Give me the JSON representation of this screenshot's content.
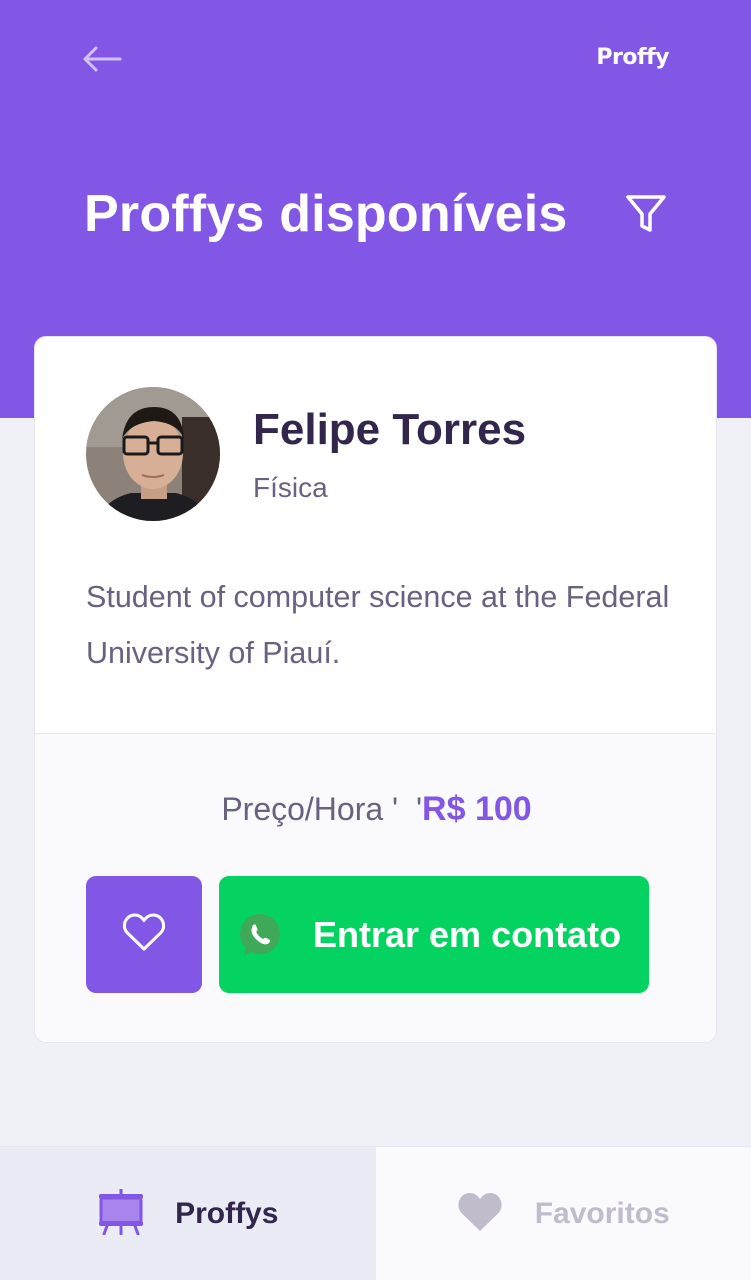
{
  "header": {
    "logo": "Proffy",
    "title": "Proffys disponíveis",
    "back_icon": "arrow-left-icon",
    "filter_icon": "filter-icon",
    "color": "#8257E5"
  },
  "teacher_card": {
    "name": "Felipe Torres",
    "subject": "Física",
    "bio": "Student of computer science at the Federal University of Piauí.",
    "price_label": "Preço/Hora '  '",
    "price_value": "R$ 100",
    "favorite_icon": "heart-outline-icon",
    "contact_label": "Entrar em contato",
    "contact_icon": "whatsapp-icon",
    "favorite_button_color": "#8257E5",
    "contact_button_color": "#04D361"
  },
  "tabs": [
    {
      "label": "Proffys",
      "icon": "easel-icon",
      "active": true
    },
    {
      "label": "Favoritos",
      "icon": "heart-icon",
      "active": false
    }
  ]
}
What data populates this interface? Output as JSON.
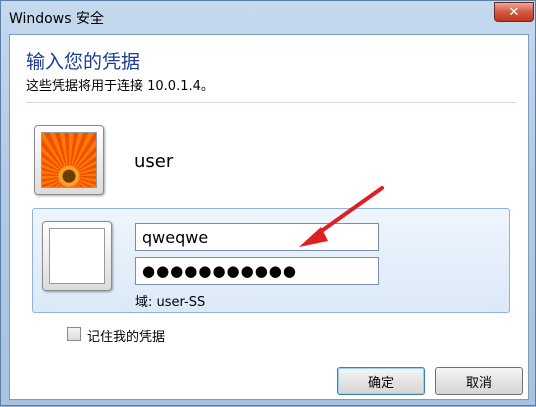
{
  "window": {
    "title": "Windows 安全",
    "close_symbol": "✕"
  },
  "dialog": {
    "heading": "输入您的凭据",
    "subheading": "这些凭据将用于连接 10.0.1.4。"
  },
  "credentials": [
    {
      "username": "user",
      "icon": "flower-avatar-icon"
    }
  ],
  "login": {
    "username_value": "qweqwe",
    "password_value": "●●●●●●●●●●●",
    "domain_label": "域: user-SS",
    "icon": "blank-avatar-icon"
  },
  "remember": {
    "label": "记住我的凭据",
    "checked": false
  },
  "buttons": {
    "ok": "确定",
    "cancel": "取消"
  },
  "annotation": {
    "arrow_color": "#e02020"
  }
}
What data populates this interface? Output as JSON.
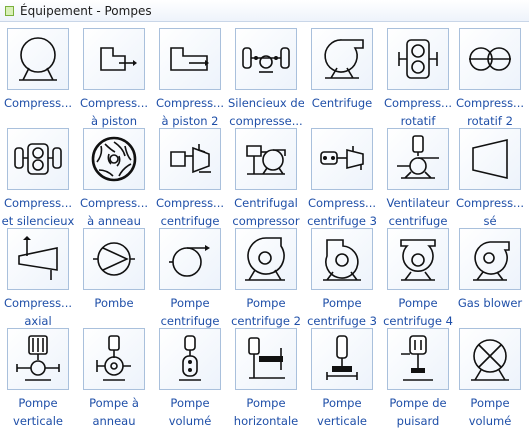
{
  "title": "Équipement  - Pompes",
  "items": [
    {
      "icon": "compressor-icon",
      "line1": "Compress...",
      "line2": ""
    },
    {
      "icon": "piston-compressor-icon",
      "line1": "Compress...",
      "line2": "à piston"
    },
    {
      "icon": "piston-compressor-2-icon",
      "line1": "Compress...",
      "line2": "à piston 2"
    },
    {
      "icon": "compressor-silencer-icon",
      "line1": "Silencieux de",
      "line2": "compresse..."
    },
    {
      "icon": "centrifugal-icon",
      "line1": "Centrifuge",
      "line2": ""
    },
    {
      "icon": "rotary-compressor-icon",
      "line1": "Compress...",
      "line2": "rotatif"
    },
    {
      "icon": "rotary-compressor-2-icon",
      "line1": "Compress...",
      "line2": "rotatif 2"
    },
    {
      "icon": "compressor-with-silencers-icon",
      "line1": "Compress...",
      "line2": "et silencieux"
    },
    {
      "icon": "ring-compressor-icon",
      "line1": "Compress...",
      "line2": "à anneau"
    },
    {
      "icon": "centrifugal-compressor-icon",
      "line1": "Compress...",
      "line2": "centrifuge"
    },
    {
      "icon": "centrifugal-compressor-alt-icon",
      "line1": "Centrifugal",
      "line2": "compressor"
    },
    {
      "icon": "centrifugal-compressor-3-icon",
      "line1": "Compress...",
      "line2": "centrifuge 3"
    },
    {
      "icon": "centrifugal-fan-icon",
      "line1": "Ventilateur",
      "line2": "centrifuge"
    },
    {
      "icon": "compressor-alt-icon",
      "line1": "Compress...",
      "line2": "sé"
    },
    {
      "icon": "axial-compressor-icon",
      "line1": "Compress...",
      "line2": "axial"
    },
    {
      "icon": "pump-icon",
      "line1": "Pombe",
      "line2": ""
    },
    {
      "icon": "centrifugal-pump-icon",
      "line1": "Pompe",
      "line2": "centrifuge"
    },
    {
      "icon": "centrifugal-pump-2-icon",
      "line1": "Pompe",
      "line2": "centrifuge 2"
    },
    {
      "icon": "centrifugal-pump-3-icon",
      "line1": "Pompe",
      "line2": "centrifuge 3"
    },
    {
      "icon": "centrifugal-pump-4-icon",
      "line1": "Pompe",
      "line2": "centrifuge 4"
    },
    {
      "icon": "gas-blower-icon",
      "line1": "Gas blower",
      "line2": ""
    },
    {
      "icon": "vertical-pump-icon",
      "line1": "Pompe",
      "line2": "verticale"
    },
    {
      "icon": "ring-pump-icon",
      "line1": "Pompe à",
      "line2": "anneau"
    },
    {
      "icon": "volumetric-pump-icon",
      "line1": "Pompe",
      "line2": "volumé"
    },
    {
      "icon": "horizontal-pump-icon",
      "line1": "Pompe",
      "line2": "horizontale"
    },
    {
      "icon": "vertical-pump-2-icon",
      "line1": "Pompe",
      "line2": "verticale"
    },
    {
      "icon": "sump-pump-icon",
      "line1": "Pompe de",
      "line2": "puisard"
    },
    {
      "icon": "volumetric-pump-2-icon",
      "line1": "Pompe",
      "line2": "volumé"
    }
  ]
}
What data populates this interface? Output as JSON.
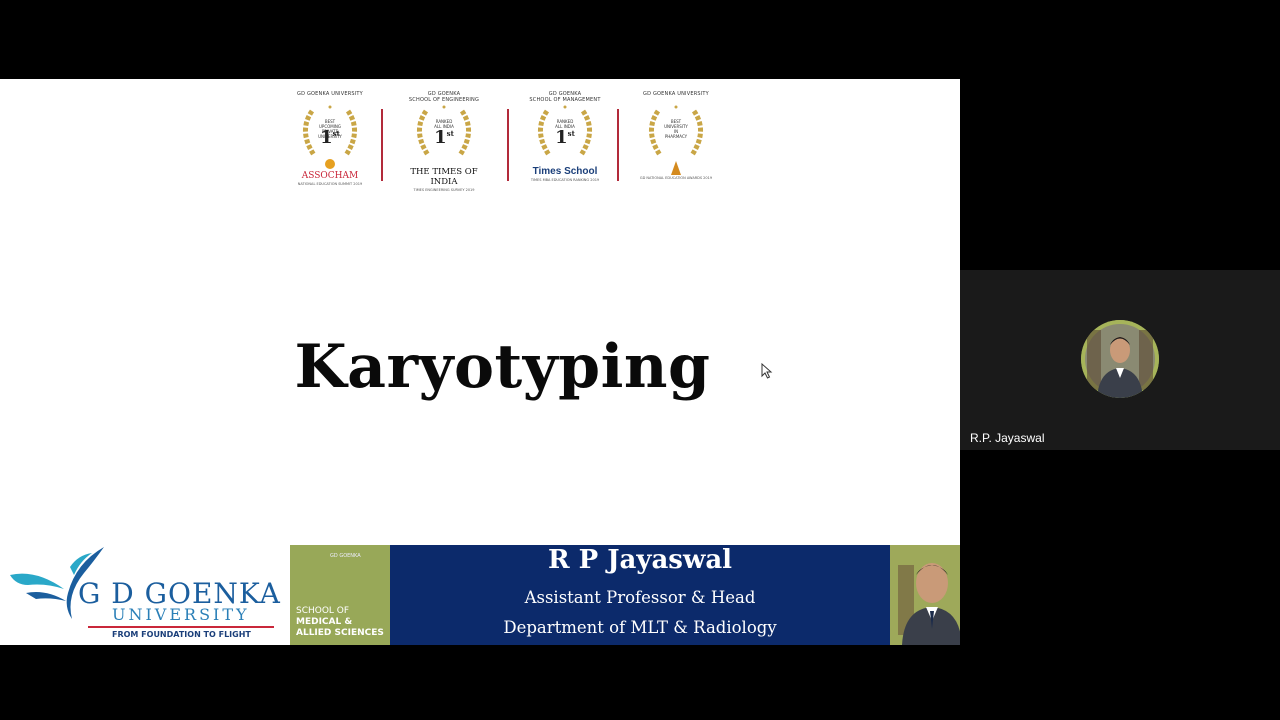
{
  "slide": {
    "title": "Karyotyping",
    "awards": [
      {
        "header": "GD GOENKA UNIVERSITY",
        "inner": "BEST\nUPCOMING\nPRIVATE\nUNIVERSITY",
        "rank": "1",
        "rank_sup": "st",
        "brand": "ASSOCHAM",
        "footer": "NATIONAL EDUCATION SUMMIT 2019"
      },
      {
        "header": "GD GOENKA\nSCHOOL OF ENGINEERING",
        "inner": "RANKED\nALL INDIA",
        "rank": "1",
        "rank_sup": "st",
        "brand": "THE TIMES OF INDIA",
        "footer": "TIMES ENGINEERING SURVEY 2019"
      },
      {
        "header": "GD GOENKA\nSCHOOL OF MANAGEMENT",
        "inner": "RANKED\nALL INDIA",
        "rank": "1",
        "rank_sup": "st",
        "brand": "Times School",
        "footer": "TIMES MBA EDUCATION RANKING 2019"
      },
      {
        "header": "GD GOENKA UNIVERSITY",
        "inner": "BEST\nUNIVERSITY\nIN\nPHARMACY",
        "rank": "",
        "rank_sup": "",
        "brand": "",
        "footer": "GD NATIONAL EDUCATION AWARDS 2019"
      }
    ],
    "banner": {
      "logo_name": "G D GOENKA",
      "logo_university": "UNIVERSITY",
      "logo_tagline": "FROM FOUNDATION TO FLIGHT",
      "school_line1": "SCHOOL OF",
      "school_line2": "MEDICAL &",
      "school_line3": "ALLIED SCIENCES",
      "school_mini": "GD GOENKA",
      "presenter_name": "R P Jayaswal",
      "presenter_role": "Assistant Professor & Head",
      "presenter_dept": "Department of MLT & Radiology"
    }
  },
  "participants": [
    {
      "name": "R.P. Jayaswal",
      "avatar": "user-photo"
    }
  ],
  "colors": {
    "banner_navy": "#0c2a6b",
    "banner_olive": "#98a858",
    "logo_blue": "#1b5e9e",
    "award_gold": "#c9a646",
    "divider_red": "#b22a3a"
  }
}
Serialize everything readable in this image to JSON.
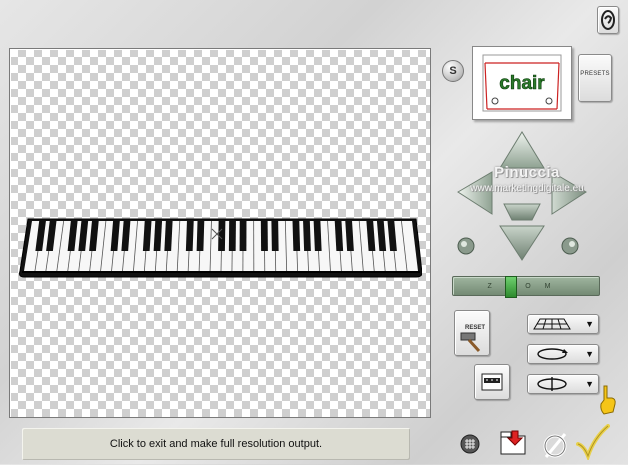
{
  "status": {
    "text": "Click to exit and make full resolution output."
  },
  "preview": {
    "text": "chair"
  },
  "presets": {
    "label": "PRESETS"
  },
  "s_button": {
    "label": "S"
  },
  "watermark": {
    "line1": "Pinuccia",
    "line2": "www.marketingdigitale.eu"
  },
  "zoom": {
    "label": "ZOOM"
  },
  "reset": {
    "label": "RESET"
  },
  "icons": {
    "help": "help-icon",
    "up": "arrow-up-icon",
    "down": "arrow-down-icon",
    "left": "arrow-left-icon",
    "right": "arrow-right-icon",
    "grid": "grid-icon",
    "folder": "folder-icon",
    "cancel": "cancel-icon",
    "ok": "checkmark-icon"
  }
}
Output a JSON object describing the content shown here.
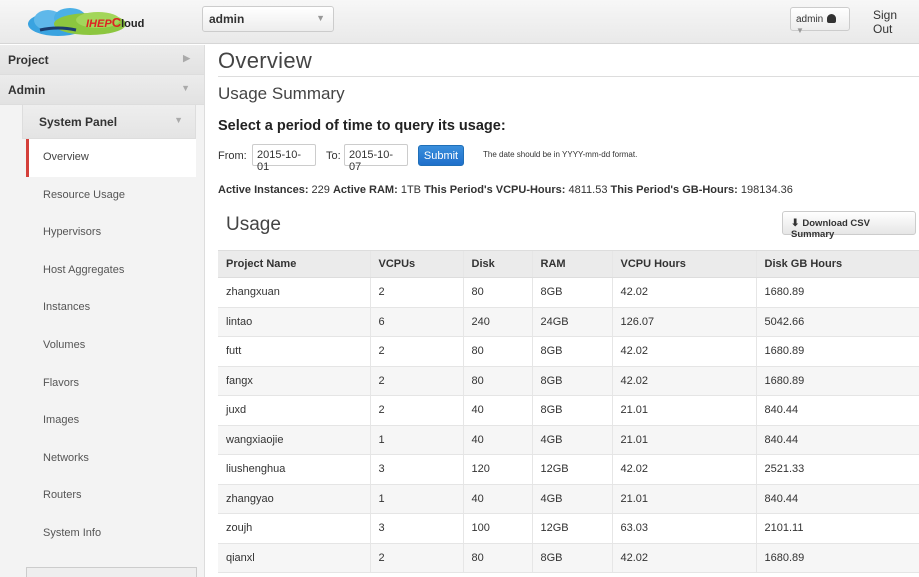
{
  "brand": {
    "name_prefix": "IHEP",
    "name_c": "C",
    "name_suffix": "loud"
  },
  "header": {
    "project": "admin",
    "user": "admin",
    "signout": "Sign Out"
  },
  "sidebar": {
    "dash_project": "Project",
    "dash_admin": "Admin",
    "panel": "System Panel",
    "items": [
      "Overview",
      "Resource Usage",
      "Hypervisors",
      "Host Aggregates",
      "Instances",
      "Volumes",
      "Flavors",
      "Images",
      "Networks",
      "Routers",
      "System Info"
    ]
  },
  "main": {
    "page_title": "Overview",
    "summary_title": "Usage Summary",
    "period_title": "Select a period of time to query its usage:",
    "form": {
      "from_label": "From:",
      "from_value": "2015-10-01",
      "to_label": "To:",
      "to_value": "2015-10-07",
      "submit": "Submit",
      "hint": "The date should be in YYYY-mm-dd format."
    },
    "stats": {
      "instances_label": "Active Instances:",
      "instances_value": "229",
      "ram_label": "Active RAM:",
      "ram_value": "1TB",
      "vcpu_label": "This Period's VCPU-Hours:",
      "vcpu_value": "4811.53",
      "gb_label": "This Period's GB-Hours:",
      "gb_value": "198134.36"
    },
    "usage_title": "Usage",
    "csv_button": "Download CSV Summary",
    "table": {
      "headers": [
        "Project Name",
        "VCPUs",
        "Disk",
        "RAM",
        "VCPU Hours",
        "Disk GB Hours"
      ],
      "rows": [
        [
          "zhangxuan",
          "2",
          "80",
          "8GB",
          "42.02",
          "1680.89"
        ],
        [
          "lintao",
          "6",
          "240",
          "24GB",
          "126.07",
          "5042.66"
        ],
        [
          "futt",
          "2",
          "80",
          "8GB",
          "42.02",
          "1680.89"
        ],
        [
          "fangx",
          "2",
          "80",
          "8GB",
          "42.02",
          "1680.89"
        ],
        [
          "juxd",
          "2",
          "40",
          "8GB",
          "21.01",
          "840.44"
        ],
        [
          "wangxiaojie",
          "1",
          "40",
          "4GB",
          "21.01",
          "840.44"
        ],
        [
          "liushenghua",
          "3",
          "120",
          "12GB",
          "42.02",
          "2521.33"
        ],
        [
          "zhangyao",
          "1",
          "40",
          "4GB",
          "21.01",
          "840.44"
        ],
        [
          "zoujh",
          "3",
          "100",
          "12GB",
          "63.03",
          "2101.11"
        ],
        [
          "qianxl",
          "2",
          "80",
          "8GB",
          "42.02",
          "1680.89"
        ]
      ]
    }
  },
  "colors": {
    "accent": "#d43f3a",
    "primary": "#2a7fd4"
  }
}
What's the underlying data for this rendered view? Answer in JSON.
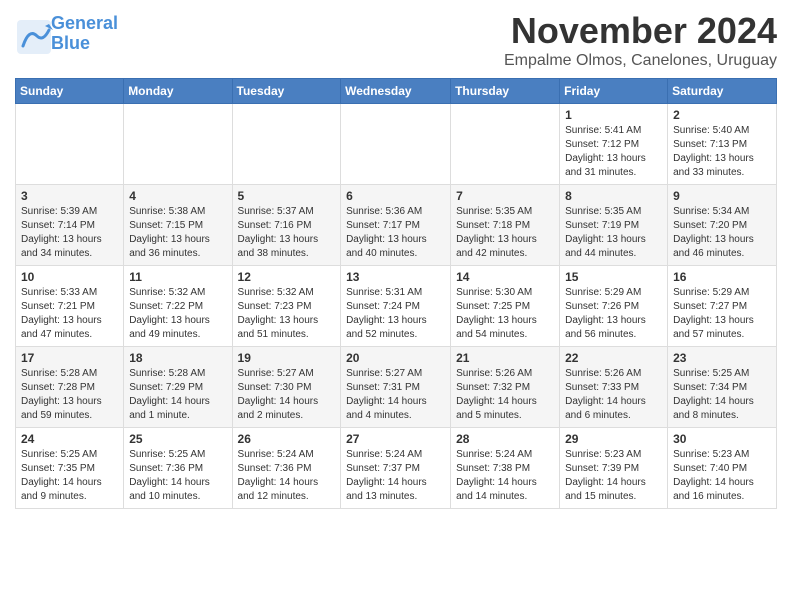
{
  "header": {
    "logo_line1": "General",
    "logo_line2": "Blue",
    "month_title": "November 2024",
    "location": "Empalme Olmos, Canelones, Uruguay"
  },
  "days_of_week": [
    "Sunday",
    "Monday",
    "Tuesday",
    "Wednesday",
    "Thursday",
    "Friday",
    "Saturday"
  ],
  "weeks": [
    [
      {
        "day": "",
        "info": ""
      },
      {
        "day": "",
        "info": ""
      },
      {
        "day": "",
        "info": ""
      },
      {
        "day": "",
        "info": ""
      },
      {
        "day": "",
        "info": ""
      },
      {
        "day": "1",
        "info": "Sunrise: 5:41 AM\nSunset: 7:12 PM\nDaylight: 13 hours and 31 minutes."
      },
      {
        "day": "2",
        "info": "Sunrise: 5:40 AM\nSunset: 7:13 PM\nDaylight: 13 hours and 33 minutes."
      }
    ],
    [
      {
        "day": "3",
        "info": "Sunrise: 5:39 AM\nSunset: 7:14 PM\nDaylight: 13 hours and 34 minutes."
      },
      {
        "day": "4",
        "info": "Sunrise: 5:38 AM\nSunset: 7:15 PM\nDaylight: 13 hours and 36 minutes."
      },
      {
        "day": "5",
        "info": "Sunrise: 5:37 AM\nSunset: 7:16 PM\nDaylight: 13 hours and 38 minutes."
      },
      {
        "day": "6",
        "info": "Sunrise: 5:36 AM\nSunset: 7:17 PM\nDaylight: 13 hours and 40 minutes."
      },
      {
        "day": "7",
        "info": "Sunrise: 5:35 AM\nSunset: 7:18 PM\nDaylight: 13 hours and 42 minutes."
      },
      {
        "day": "8",
        "info": "Sunrise: 5:35 AM\nSunset: 7:19 PM\nDaylight: 13 hours and 44 minutes."
      },
      {
        "day": "9",
        "info": "Sunrise: 5:34 AM\nSunset: 7:20 PM\nDaylight: 13 hours and 46 minutes."
      }
    ],
    [
      {
        "day": "10",
        "info": "Sunrise: 5:33 AM\nSunset: 7:21 PM\nDaylight: 13 hours and 47 minutes."
      },
      {
        "day": "11",
        "info": "Sunrise: 5:32 AM\nSunset: 7:22 PM\nDaylight: 13 hours and 49 minutes."
      },
      {
        "day": "12",
        "info": "Sunrise: 5:32 AM\nSunset: 7:23 PM\nDaylight: 13 hours and 51 minutes."
      },
      {
        "day": "13",
        "info": "Sunrise: 5:31 AM\nSunset: 7:24 PM\nDaylight: 13 hours and 52 minutes."
      },
      {
        "day": "14",
        "info": "Sunrise: 5:30 AM\nSunset: 7:25 PM\nDaylight: 13 hours and 54 minutes."
      },
      {
        "day": "15",
        "info": "Sunrise: 5:29 AM\nSunset: 7:26 PM\nDaylight: 13 hours and 56 minutes."
      },
      {
        "day": "16",
        "info": "Sunrise: 5:29 AM\nSunset: 7:27 PM\nDaylight: 13 hours and 57 minutes."
      }
    ],
    [
      {
        "day": "17",
        "info": "Sunrise: 5:28 AM\nSunset: 7:28 PM\nDaylight: 13 hours and 59 minutes."
      },
      {
        "day": "18",
        "info": "Sunrise: 5:28 AM\nSunset: 7:29 PM\nDaylight: 14 hours and 1 minute."
      },
      {
        "day": "19",
        "info": "Sunrise: 5:27 AM\nSunset: 7:30 PM\nDaylight: 14 hours and 2 minutes."
      },
      {
        "day": "20",
        "info": "Sunrise: 5:27 AM\nSunset: 7:31 PM\nDaylight: 14 hours and 4 minutes."
      },
      {
        "day": "21",
        "info": "Sunrise: 5:26 AM\nSunset: 7:32 PM\nDaylight: 14 hours and 5 minutes."
      },
      {
        "day": "22",
        "info": "Sunrise: 5:26 AM\nSunset: 7:33 PM\nDaylight: 14 hours and 6 minutes."
      },
      {
        "day": "23",
        "info": "Sunrise: 5:25 AM\nSunset: 7:34 PM\nDaylight: 14 hours and 8 minutes."
      }
    ],
    [
      {
        "day": "24",
        "info": "Sunrise: 5:25 AM\nSunset: 7:35 PM\nDaylight: 14 hours and 9 minutes."
      },
      {
        "day": "25",
        "info": "Sunrise: 5:25 AM\nSunset: 7:36 PM\nDaylight: 14 hours and 10 minutes."
      },
      {
        "day": "26",
        "info": "Sunrise: 5:24 AM\nSunset: 7:36 PM\nDaylight: 14 hours and 12 minutes."
      },
      {
        "day": "27",
        "info": "Sunrise: 5:24 AM\nSunset: 7:37 PM\nDaylight: 14 hours and 13 minutes."
      },
      {
        "day": "28",
        "info": "Sunrise: 5:24 AM\nSunset: 7:38 PM\nDaylight: 14 hours and 14 minutes."
      },
      {
        "day": "29",
        "info": "Sunrise: 5:23 AM\nSunset: 7:39 PM\nDaylight: 14 hours and 15 minutes."
      },
      {
        "day": "30",
        "info": "Sunrise: 5:23 AM\nSunset: 7:40 PM\nDaylight: 14 hours and 16 minutes."
      }
    ]
  ]
}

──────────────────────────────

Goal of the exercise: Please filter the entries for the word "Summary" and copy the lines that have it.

Answer space:
    "summary_title": "Usage Summary",
    "csv_button": "Download CSV Summary",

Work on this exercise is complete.